• _What to do_
Set every record down verbatim and omit the pictures.

• _Input for this task_
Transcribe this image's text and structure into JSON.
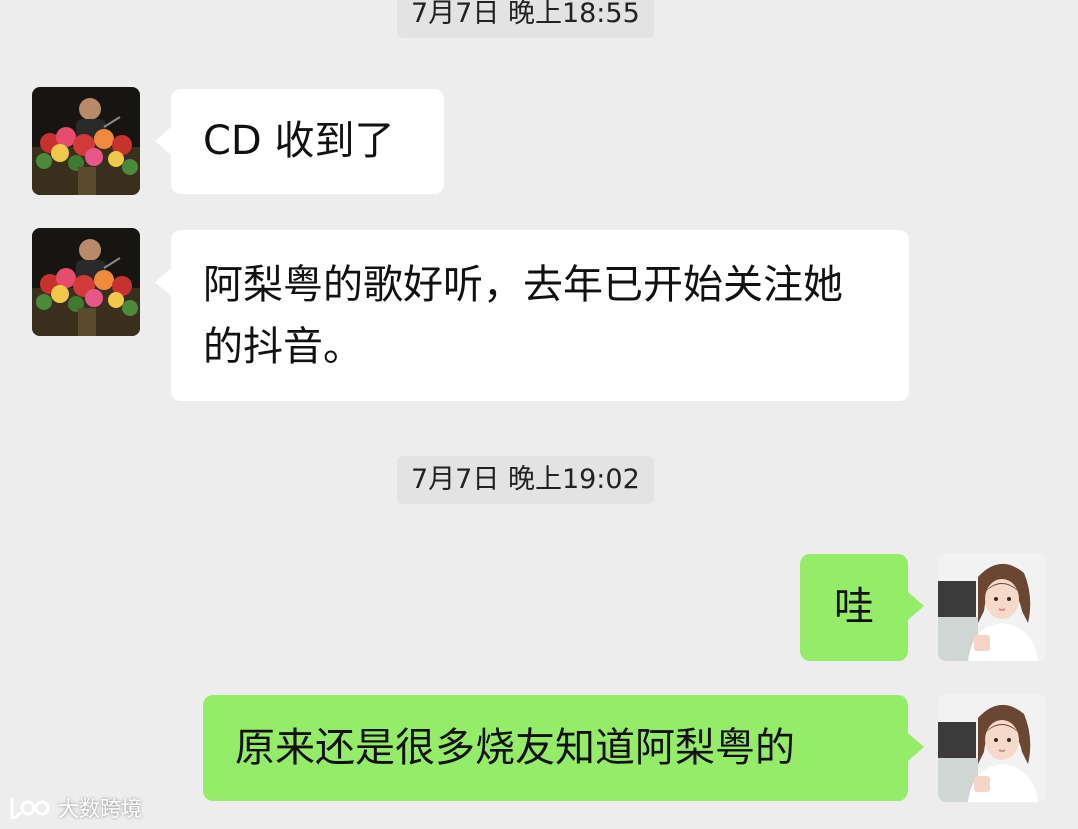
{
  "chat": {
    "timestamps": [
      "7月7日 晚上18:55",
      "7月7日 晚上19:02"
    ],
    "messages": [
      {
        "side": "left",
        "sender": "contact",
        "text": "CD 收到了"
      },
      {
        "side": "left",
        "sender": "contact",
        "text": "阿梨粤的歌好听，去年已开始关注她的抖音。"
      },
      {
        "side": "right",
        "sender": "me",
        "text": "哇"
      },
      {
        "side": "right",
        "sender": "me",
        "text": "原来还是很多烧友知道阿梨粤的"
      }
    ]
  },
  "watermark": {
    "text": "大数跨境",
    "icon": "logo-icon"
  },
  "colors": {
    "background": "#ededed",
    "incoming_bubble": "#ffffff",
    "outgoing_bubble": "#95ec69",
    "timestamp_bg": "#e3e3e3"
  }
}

• _Answer below_
Transcribe this image's text and structure into JSON.
{
  "chat": {
    "timestamps": [
      "7月7日 晚上18:55",
      "7月7日 晚上19:02"
    ],
    "messages": [
      {
        "side": "left",
        "sender": "contact",
        "text": "CD 收到了"
      },
      {
        "side": "left",
        "sender": "contact",
        "text": "阿梨粤的歌好听，去年已开始关注她的抖音。"
      },
      {
        "side": "right",
        "sender": "me",
        "text": "哇"
      },
      {
        "side": "right",
        "sender": "me",
        "text": "原来还是很多烧友知道阿梨粤的"
      }
    ]
  },
  "watermark": {
    "text": "大数跨境",
    "icon": "logo-icon"
  },
  "colors": {
    "background": "#ededed",
    "incoming_bubble": "#ffffff",
    "outgoing_bubble": "#95ec69",
    "timestamp_bg": "#e3e3e3"
  }
}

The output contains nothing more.